By Evelyn Weiss Francisco, vice president, Caryl Communications
A reporter from a top real estate publication is writing a piece on your recent transaction or a service your firm is about to launch.
Opportunity is knocking — and so (maybe) are your knees. No need to worry! Here are some proven tips for success every time you interact with the media.
When you have advance notice of an interview, practice the Boy Scout motto and prepare.
For example, if the reporter is interested in a commercial real estate transaction, the first step is to get approval from the client and key decision makers at your firm that you are at liberty to discuss the deal.
Once that is confirmed, gather all of the key figures on the transaction, including purchase price and square footage of the property.
Advance notice also enables you to work on conveying a clear message on why this transaction should garner press. To do that, ask yourself some of the following questions:
• What makes this transaction significant and/or unique?
• What are the trends in this specific sector of the market and/or region?
• Does your firm expect to complete additional deals within this sector or region in the short-term that you can discuss? (Again, confirm that you are at liberty to talk about other transactions.)

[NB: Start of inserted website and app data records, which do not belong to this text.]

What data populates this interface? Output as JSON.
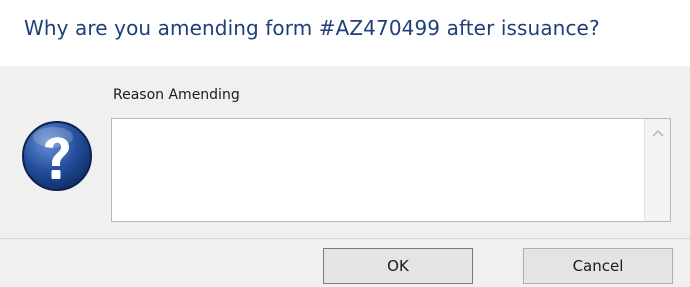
{
  "dialog": {
    "title": "Why are you amending form #AZ470499 after issuance?",
    "field_label": "Reason Amending",
    "reason_value": "",
    "icon": "question-icon",
    "accent_color": "#1f3f7a"
  },
  "buttons": {
    "ok_label": "OK",
    "cancel_label": "Cancel"
  }
}
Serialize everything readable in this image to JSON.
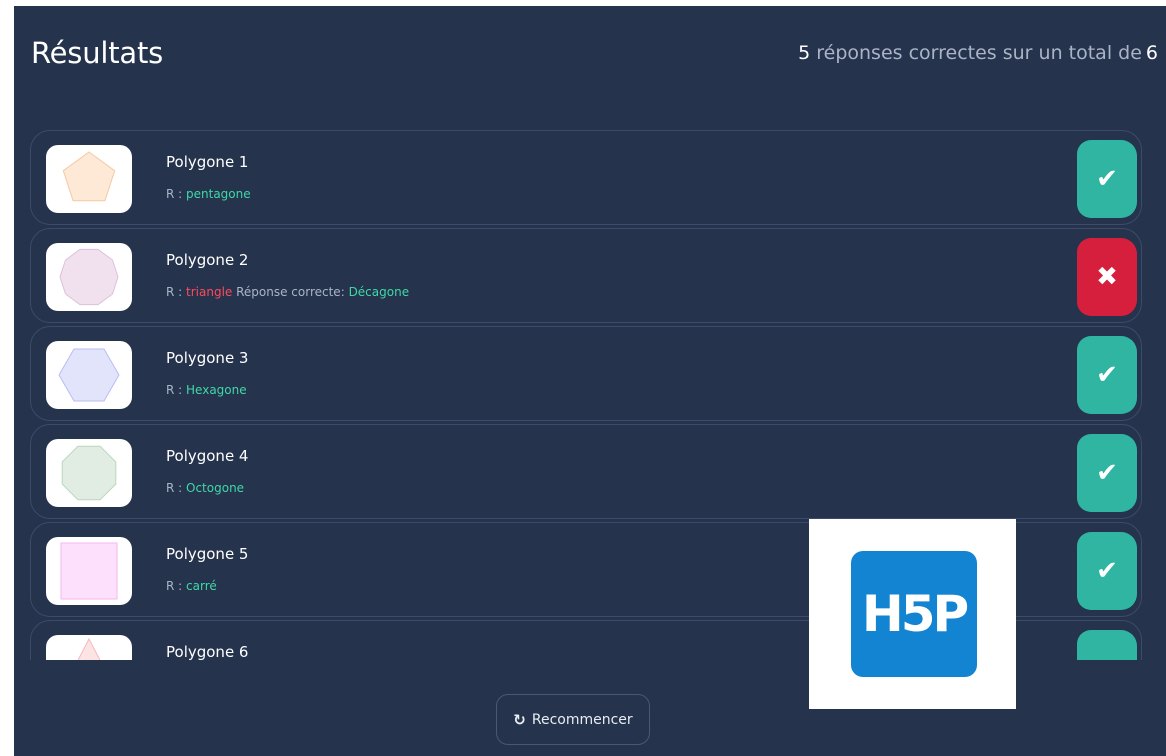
{
  "header": {
    "title": "Résultats",
    "score_correct": "5",
    "score_text": "réponses correctes sur un total de",
    "score_total": "6"
  },
  "items": [
    {
      "title": "Polygone 1",
      "r_label": "R :",
      "answer": "pentagone",
      "answer_status": "correct",
      "correct_label": "",
      "correct_answer": "",
      "result": "correct",
      "shape": "pentagon",
      "fill": "#fde9d6",
      "stroke": "#f3c9a4"
    },
    {
      "title": "Polygone 2",
      "r_label": "R :",
      "answer": "triangle",
      "answer_status": "wrong",
      "correct_label": "Réponse correcte:",
      "correct_answer": "Décagone",
      "result": "wrong",
      "shape": "decagon",
      "fill": "#f1e1ef",
      "stroke": "#dcc0da"
    },
    {
      "title": "Polygone 3",
      "r_label": "R :",
      "answer": "Hexagone",
      "answer_status": "correct",
      "correct_label": "",
      "correct_answer": "",
      "result": "correct",
      "shape": "hexagon",
      "fill": "#e2e4fb",
      "stroke": "#b9bdf0"
    },
    {
      "title": "Polygone 4",
      "r_label": "R :",
      "answer": "Octogone",
      "answer_status": "correct",
      "correct_label": "",
      "correct_answer": "",
      "result": "correct",
      "shape": "octagon",
      "fill": "#e1ede2",
      "stroke": "#bad6bd"
    },
    {
      "title": "Polygone 5",
      "r_label": "R :",
      "answer": "carré",
      "answer_status": "correct",
      "correct_label": "",
      "correct_answer": "",
      "result": "correct",
      "shape": "square",
      "fill": "#fde0fb",
      "stroke": "#f2b9ee"
    },
    {
      "title": "Polygone 6",
      "r_label": "",
      "answer": "",
      "answer_status": "correct",
      "correct_label": "",
      "correct_answer": "",
      "result": "correct",
      "shape": "triangle",
      "fill": "#fde4e4",
      "stroke": "#f3baba"
    }
  ],
  "icons": {
    "correct": "checkmark-icon",
    "wrong": "close-icon",
    "restart": "refresh-icon"
  },
  "restart_button": {
    "label": "Recommencer"
  },
  "logo": {
    "text": "H5P"
  },
  "colors": {
    "background": "#25334d",
    "correct_badge": "#2fb5a2",
    "wrong_badge": "#d61f3c",
    "correct_text": "#3fd8a8",
    "wrong_text": "#ff4a5a"
  }
}
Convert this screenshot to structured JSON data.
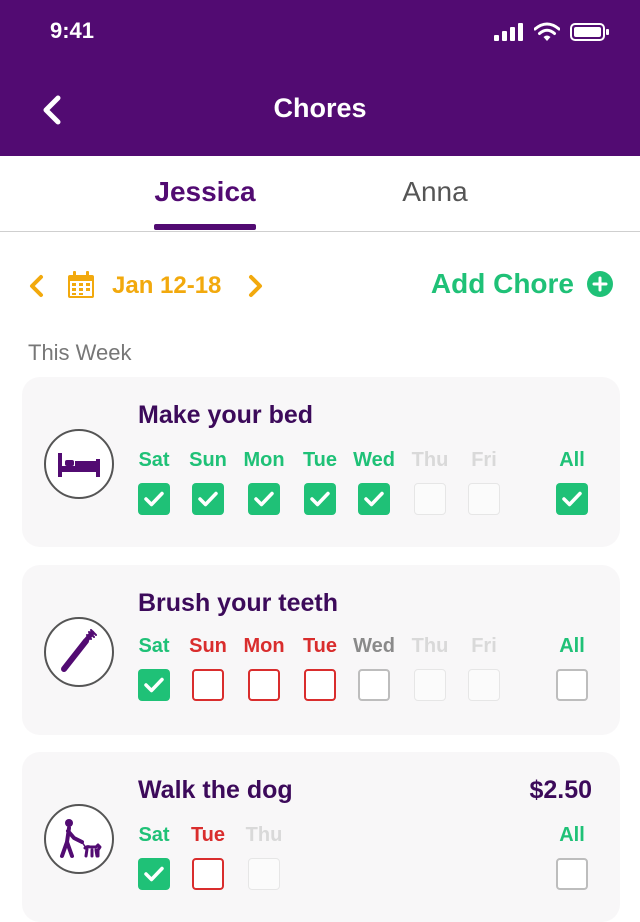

• Are photos of the property or renderings available to send the reporter?
Golden Rules for Media Success
All of your advance preparation is sure to serve you well. Here are some final “do’s and don’ts” to remember each time you interact with members of the media:
• Be courteous and diplomatic
• Stick to facts
• Help the reporter — suggest sources if you do not have all of the information
• Compromise the confidentiality of a client
• Say “no comment”
If your company has a marketing department or works with a PR firm, be sure to let them know that a member of the media has reached out to you.
They will assist you in preparing for an interview and also will directly work with the media on your behalf, helping to ensure that the process runs smoothly and, most importantly, that you and your firm are positioned properly.